_About this exercise_:
Every line in the data below has to be repeated exactly; no picture belongs in the result.

_Records provided_:
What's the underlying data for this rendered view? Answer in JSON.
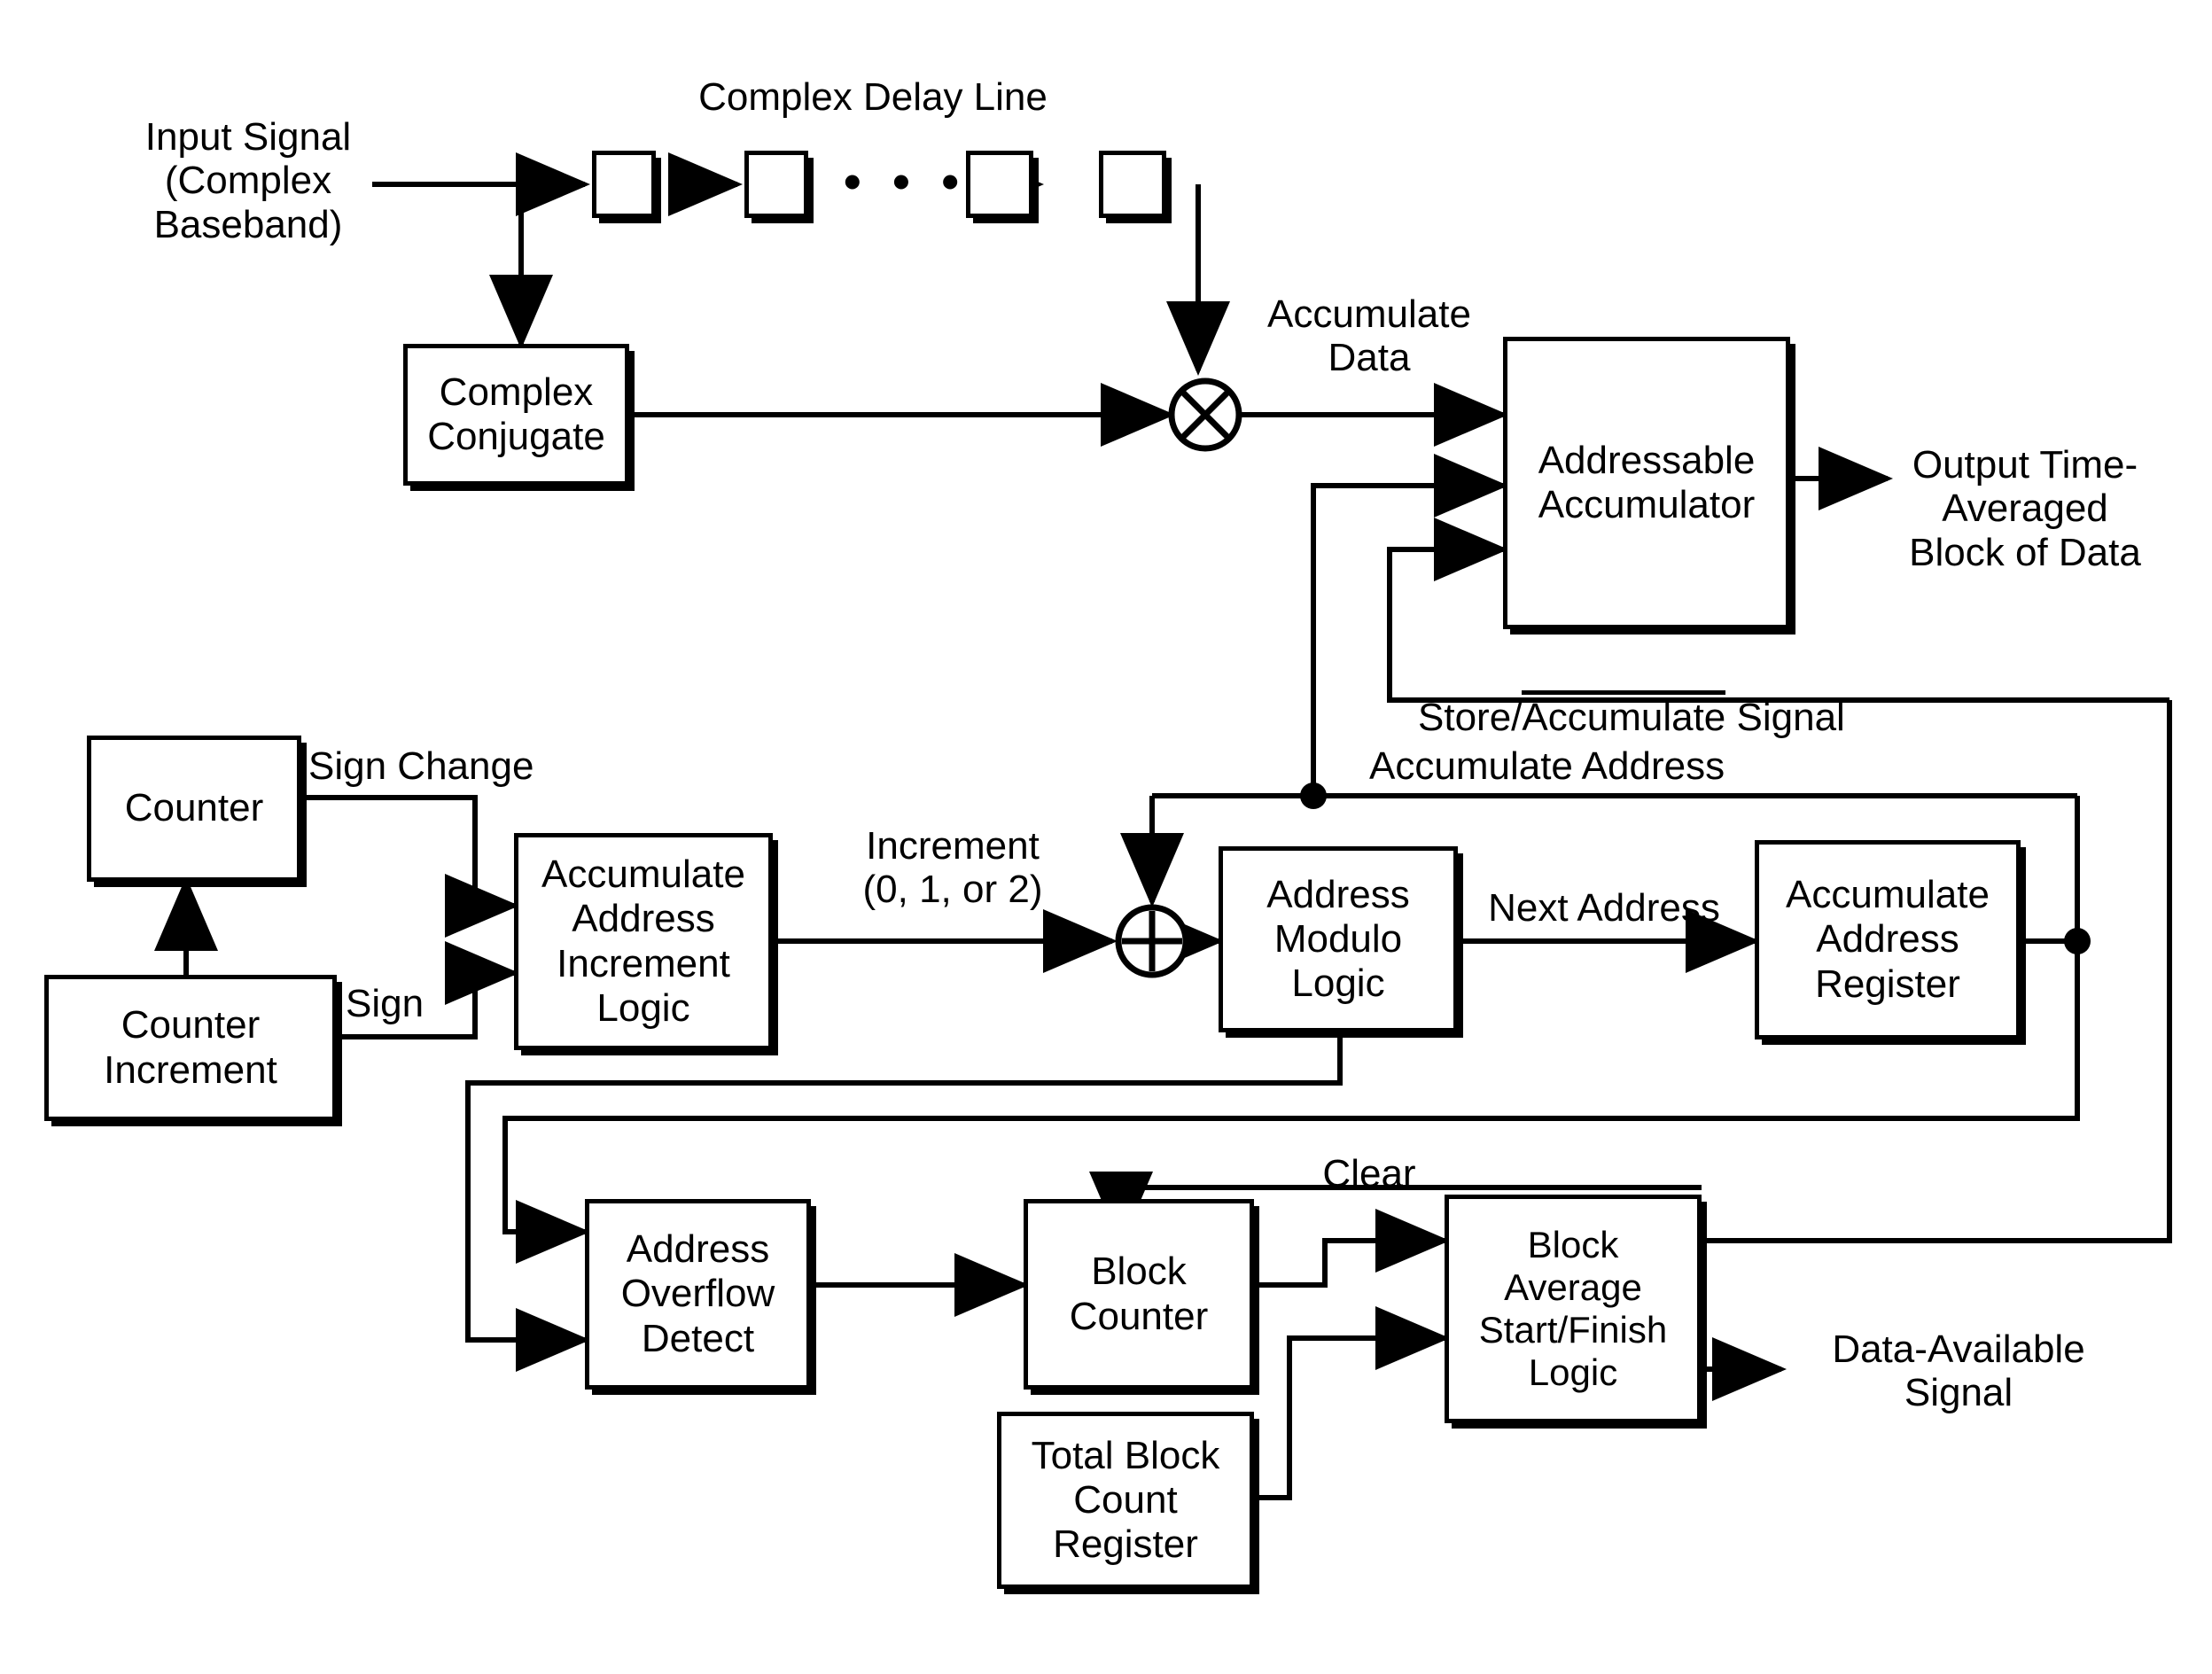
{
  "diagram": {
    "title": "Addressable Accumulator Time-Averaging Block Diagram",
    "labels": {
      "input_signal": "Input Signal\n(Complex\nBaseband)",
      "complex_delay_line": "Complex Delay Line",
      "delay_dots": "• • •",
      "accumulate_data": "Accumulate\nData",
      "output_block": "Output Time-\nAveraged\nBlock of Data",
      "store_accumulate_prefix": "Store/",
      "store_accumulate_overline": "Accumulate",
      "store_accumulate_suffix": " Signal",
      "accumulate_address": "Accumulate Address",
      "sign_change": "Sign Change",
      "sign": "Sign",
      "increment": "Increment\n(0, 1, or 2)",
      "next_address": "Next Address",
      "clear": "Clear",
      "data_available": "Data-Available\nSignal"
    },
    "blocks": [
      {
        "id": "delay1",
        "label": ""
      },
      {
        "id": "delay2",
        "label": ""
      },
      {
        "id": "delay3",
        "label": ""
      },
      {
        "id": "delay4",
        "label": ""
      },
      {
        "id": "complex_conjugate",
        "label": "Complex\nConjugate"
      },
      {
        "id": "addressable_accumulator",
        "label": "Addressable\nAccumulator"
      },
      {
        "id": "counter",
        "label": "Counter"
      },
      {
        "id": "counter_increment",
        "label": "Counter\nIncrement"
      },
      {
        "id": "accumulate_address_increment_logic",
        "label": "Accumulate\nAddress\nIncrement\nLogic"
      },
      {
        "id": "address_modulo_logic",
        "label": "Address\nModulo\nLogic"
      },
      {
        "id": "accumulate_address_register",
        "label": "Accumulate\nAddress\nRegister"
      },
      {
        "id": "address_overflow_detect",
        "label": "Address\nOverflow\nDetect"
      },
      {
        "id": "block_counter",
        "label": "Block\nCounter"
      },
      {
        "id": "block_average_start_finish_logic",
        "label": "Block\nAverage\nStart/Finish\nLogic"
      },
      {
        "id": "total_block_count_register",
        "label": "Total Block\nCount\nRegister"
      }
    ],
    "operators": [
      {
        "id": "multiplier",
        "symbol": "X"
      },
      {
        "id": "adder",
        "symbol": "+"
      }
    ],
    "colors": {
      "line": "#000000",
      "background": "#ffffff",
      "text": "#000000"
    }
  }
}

_Result of this task_:
What's the underlying data for this rendered view? Answer in JSON.
{
  "diagram": {
    "title": "Addressable Accumulator Time-Averaging Block Diagram",
    "labels": {
      "input_signal": "Input Signal\n(Complex\nBaseband)",
      "complex_delay_line": "Complex Delay Line",
      "delay_dots": "• • •",
      "accumulate_data": "Accumulate\nData",
      "output_block": "Output Time-\nAveraged\nBlock of Data",
      "store_accumulate_prefix": "Store/",
      "store_accumulate_overline": "Accumulate",
      "store_accumulate_suffix": " Signal",
      "accumulate_address": "Accumulate Address",
      "sign_change": "Sign Change",
      "sign": "Sign",
      "increment": "Increment\n(0, 1, or 2)",
      "next_address": "Next Address",
      "clear": "Clear",
      "data_available": "Data-Available\nSignal"
    },
    "blocks": [
      {
        "id": "delay1",
        "label": ""
      },
      {
        "id": "delay2",
        "label": ""
      },
      {
        "id": "delay3",
        "label": ""
      },
      {
        "id": "delay4",
        "label": ""
      },
      {
        "id": "complex_conjugate",
        "label": "Complex\nConjugate"
      },
      {
        "id": "addressable_accumulator",
        "label": "Addressable\nAccumulator"
      },
      {
        "id": "counter",
        "label": "Counter"
      },
      {
        "id": "counter_increment",
        "label": "Counter\nIncrement"
      },
      {
        "id": "accumulate_address_increment_logic",
        "label": "Accumulate\nAddress\nIncrement\nLogic"
      },
      {
        "id": "address_modulo_logic",
        "label": "Address\nModulo\nLogic"
      },
      {
        "id": "accumulate_address_register",
        "label": "Accumulate\nAddress\nRegister"
      },
      {
        "id": "address_overflow_detect",
        "label": "Address\nOverflow\nDetect"
      },
      {
        "id": "block_counter",
        "label": "Block\nCounter"
      },
      {
        "id": "block_average_start_finish_logic",
        "label": "Block\nAverage\nStart/Finish\nLogic"
      },
      {
        "id": "total_block_count_register",
        "label": "Total Block\nCount\nRegister"
      }
    ],
    "operators": [
      {
        "id": "multiplier",
        "symbol": "X"
      },
      {
        "id": "adder",
        "symbol": "+"
      }
    ],
    "colors": {
      "line": "#000000",
      "background": "#ffffff",
      "text": "#000000"
    }
  }
}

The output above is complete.